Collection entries
>>>
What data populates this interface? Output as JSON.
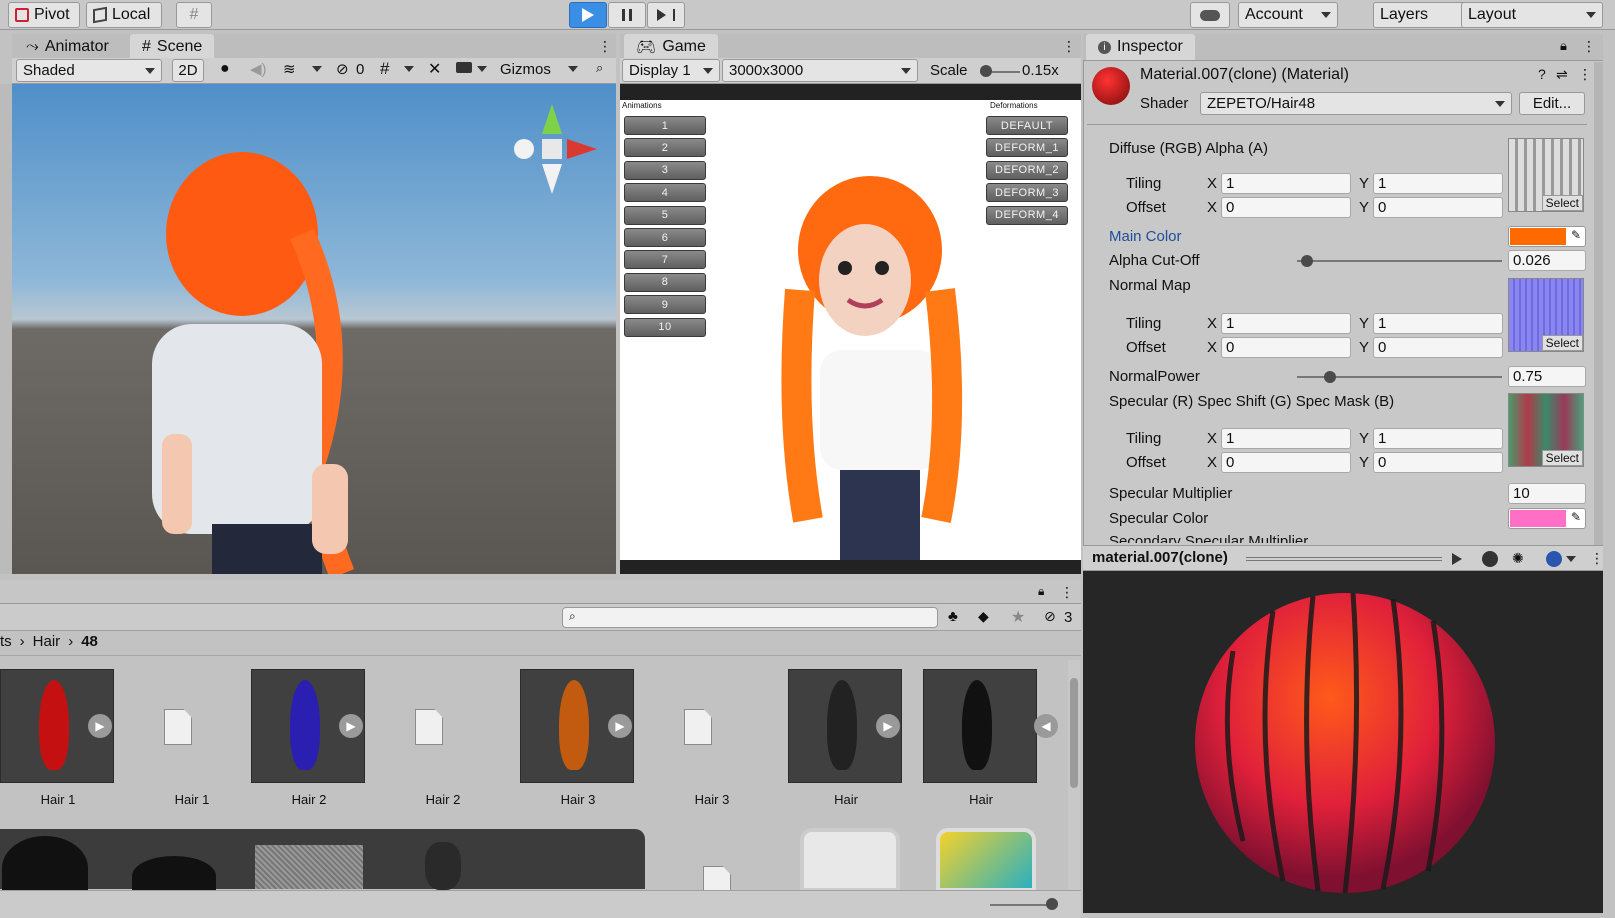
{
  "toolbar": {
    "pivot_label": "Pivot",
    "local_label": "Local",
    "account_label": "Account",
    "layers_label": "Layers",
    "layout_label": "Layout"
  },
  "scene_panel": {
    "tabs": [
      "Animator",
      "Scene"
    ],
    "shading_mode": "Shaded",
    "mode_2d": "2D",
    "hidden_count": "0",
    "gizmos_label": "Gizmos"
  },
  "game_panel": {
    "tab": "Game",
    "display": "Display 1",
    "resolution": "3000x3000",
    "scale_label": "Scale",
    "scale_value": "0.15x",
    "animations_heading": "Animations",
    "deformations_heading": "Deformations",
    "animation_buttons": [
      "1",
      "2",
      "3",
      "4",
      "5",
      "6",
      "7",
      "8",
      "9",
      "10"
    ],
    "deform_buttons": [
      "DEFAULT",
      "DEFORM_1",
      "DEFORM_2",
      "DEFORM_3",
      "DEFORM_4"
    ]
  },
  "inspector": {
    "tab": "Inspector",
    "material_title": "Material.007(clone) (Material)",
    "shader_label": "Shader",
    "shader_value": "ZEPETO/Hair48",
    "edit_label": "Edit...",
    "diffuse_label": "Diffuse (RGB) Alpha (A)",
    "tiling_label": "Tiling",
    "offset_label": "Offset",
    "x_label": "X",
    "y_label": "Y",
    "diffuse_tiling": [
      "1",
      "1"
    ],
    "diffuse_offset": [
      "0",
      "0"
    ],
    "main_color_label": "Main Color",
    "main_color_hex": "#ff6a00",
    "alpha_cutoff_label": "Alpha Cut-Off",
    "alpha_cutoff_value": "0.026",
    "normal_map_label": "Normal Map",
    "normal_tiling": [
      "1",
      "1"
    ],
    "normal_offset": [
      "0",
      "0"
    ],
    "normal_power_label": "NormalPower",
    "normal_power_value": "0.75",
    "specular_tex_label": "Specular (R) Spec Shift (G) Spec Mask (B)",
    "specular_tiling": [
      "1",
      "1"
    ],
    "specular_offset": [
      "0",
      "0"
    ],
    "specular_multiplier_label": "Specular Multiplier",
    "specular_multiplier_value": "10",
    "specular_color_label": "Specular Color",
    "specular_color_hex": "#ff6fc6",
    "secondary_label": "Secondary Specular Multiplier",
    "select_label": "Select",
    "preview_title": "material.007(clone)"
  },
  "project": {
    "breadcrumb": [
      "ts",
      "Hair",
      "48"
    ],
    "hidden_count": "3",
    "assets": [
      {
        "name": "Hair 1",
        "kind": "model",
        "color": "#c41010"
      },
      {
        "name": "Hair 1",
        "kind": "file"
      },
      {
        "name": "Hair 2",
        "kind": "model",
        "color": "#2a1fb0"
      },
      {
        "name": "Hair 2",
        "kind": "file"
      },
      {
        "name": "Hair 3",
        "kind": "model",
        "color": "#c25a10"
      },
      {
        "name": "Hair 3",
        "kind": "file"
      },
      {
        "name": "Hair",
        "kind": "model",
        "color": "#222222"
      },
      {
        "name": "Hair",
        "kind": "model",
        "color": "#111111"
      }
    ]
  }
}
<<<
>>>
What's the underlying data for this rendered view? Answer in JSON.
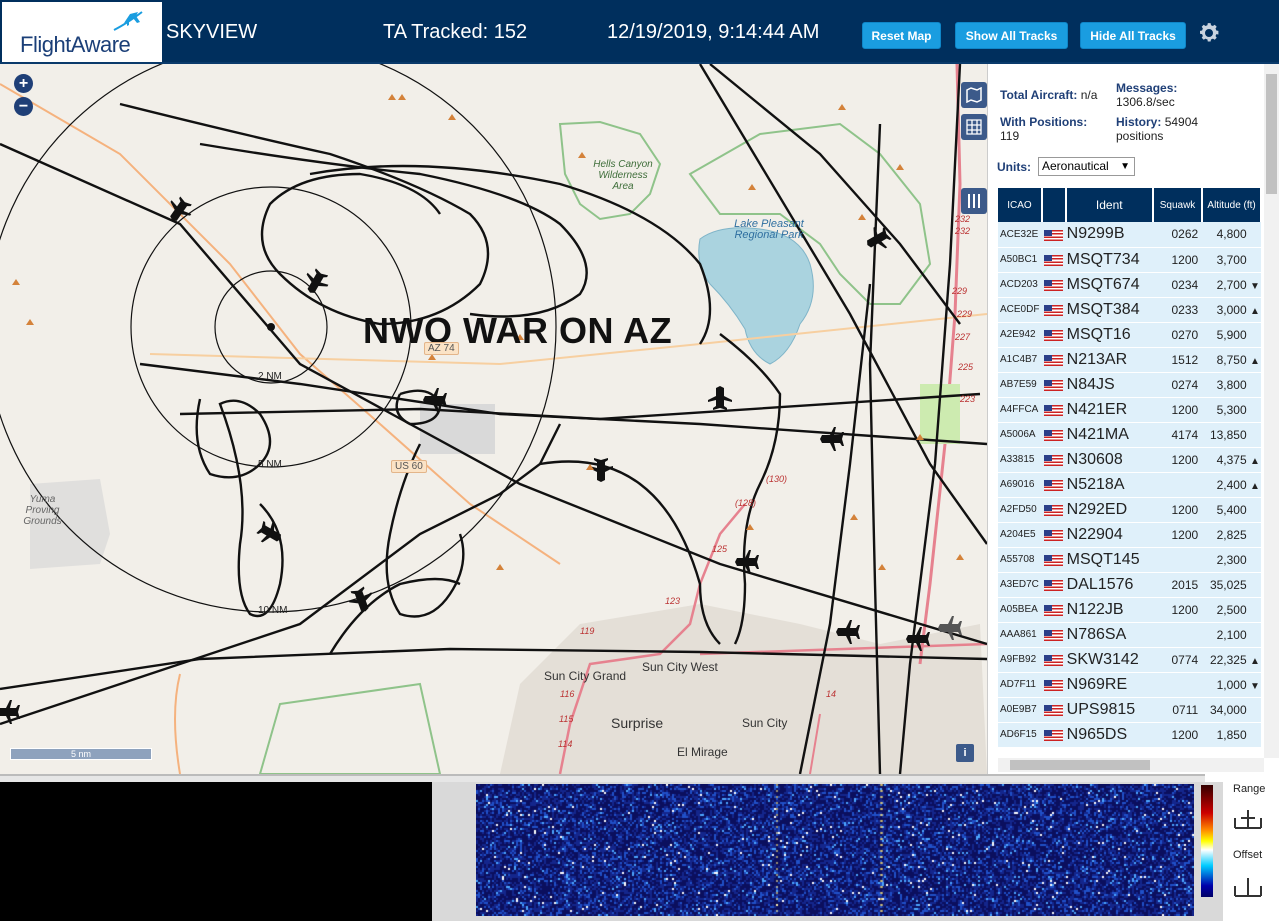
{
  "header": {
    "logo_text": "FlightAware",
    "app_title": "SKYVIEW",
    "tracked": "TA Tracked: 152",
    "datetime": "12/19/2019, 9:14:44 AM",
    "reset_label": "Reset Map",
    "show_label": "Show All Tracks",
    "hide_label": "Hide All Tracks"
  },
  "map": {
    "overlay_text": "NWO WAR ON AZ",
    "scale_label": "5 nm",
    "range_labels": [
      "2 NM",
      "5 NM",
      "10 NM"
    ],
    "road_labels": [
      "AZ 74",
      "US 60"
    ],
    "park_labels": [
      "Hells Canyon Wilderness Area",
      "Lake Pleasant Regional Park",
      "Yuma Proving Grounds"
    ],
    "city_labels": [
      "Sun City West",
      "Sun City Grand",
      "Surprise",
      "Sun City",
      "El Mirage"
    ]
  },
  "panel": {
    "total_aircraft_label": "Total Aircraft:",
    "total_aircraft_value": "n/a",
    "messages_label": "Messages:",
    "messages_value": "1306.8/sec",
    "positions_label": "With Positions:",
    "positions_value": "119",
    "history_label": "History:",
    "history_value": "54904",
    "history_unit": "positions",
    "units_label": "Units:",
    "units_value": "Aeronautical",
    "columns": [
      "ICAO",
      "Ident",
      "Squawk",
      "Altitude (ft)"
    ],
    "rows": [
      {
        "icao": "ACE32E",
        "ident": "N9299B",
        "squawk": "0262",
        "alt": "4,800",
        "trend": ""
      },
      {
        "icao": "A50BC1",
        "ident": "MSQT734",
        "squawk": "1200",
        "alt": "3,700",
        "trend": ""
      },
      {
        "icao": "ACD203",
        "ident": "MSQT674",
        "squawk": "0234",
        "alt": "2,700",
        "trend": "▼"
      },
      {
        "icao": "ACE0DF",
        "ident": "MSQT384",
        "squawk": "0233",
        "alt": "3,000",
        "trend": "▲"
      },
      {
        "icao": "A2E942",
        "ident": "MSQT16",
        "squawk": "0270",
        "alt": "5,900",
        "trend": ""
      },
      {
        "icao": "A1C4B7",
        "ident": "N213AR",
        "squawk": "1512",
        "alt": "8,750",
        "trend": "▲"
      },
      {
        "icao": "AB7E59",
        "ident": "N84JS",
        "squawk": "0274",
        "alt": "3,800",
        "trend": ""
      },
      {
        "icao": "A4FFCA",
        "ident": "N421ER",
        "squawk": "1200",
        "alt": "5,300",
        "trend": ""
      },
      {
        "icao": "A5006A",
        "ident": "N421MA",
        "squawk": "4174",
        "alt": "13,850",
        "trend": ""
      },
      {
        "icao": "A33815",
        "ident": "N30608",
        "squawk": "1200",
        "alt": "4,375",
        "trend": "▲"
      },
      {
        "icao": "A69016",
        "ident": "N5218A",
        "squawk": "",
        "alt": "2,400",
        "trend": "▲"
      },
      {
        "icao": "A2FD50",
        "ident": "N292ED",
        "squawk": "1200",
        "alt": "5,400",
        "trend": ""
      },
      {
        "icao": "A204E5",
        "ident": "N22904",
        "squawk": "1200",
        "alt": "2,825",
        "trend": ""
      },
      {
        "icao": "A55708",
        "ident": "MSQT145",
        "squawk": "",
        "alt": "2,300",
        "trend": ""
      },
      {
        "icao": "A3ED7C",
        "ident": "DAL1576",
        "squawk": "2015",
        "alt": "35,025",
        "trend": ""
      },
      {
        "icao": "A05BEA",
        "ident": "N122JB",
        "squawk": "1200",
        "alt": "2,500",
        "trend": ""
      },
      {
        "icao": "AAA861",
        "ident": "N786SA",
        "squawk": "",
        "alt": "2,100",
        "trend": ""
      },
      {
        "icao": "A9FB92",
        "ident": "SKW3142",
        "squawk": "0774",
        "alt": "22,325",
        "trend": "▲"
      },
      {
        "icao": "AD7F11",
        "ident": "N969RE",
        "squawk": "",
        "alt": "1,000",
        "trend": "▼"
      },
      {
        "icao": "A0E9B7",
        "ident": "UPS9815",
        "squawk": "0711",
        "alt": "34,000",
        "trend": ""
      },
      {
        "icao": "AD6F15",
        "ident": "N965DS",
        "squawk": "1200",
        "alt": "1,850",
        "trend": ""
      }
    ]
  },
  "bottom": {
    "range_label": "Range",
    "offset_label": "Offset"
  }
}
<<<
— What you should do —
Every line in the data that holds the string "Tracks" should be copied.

— Result for this task —
    "show_label": "Show All Tracks",
    "hide_label": "Hide All Tracks"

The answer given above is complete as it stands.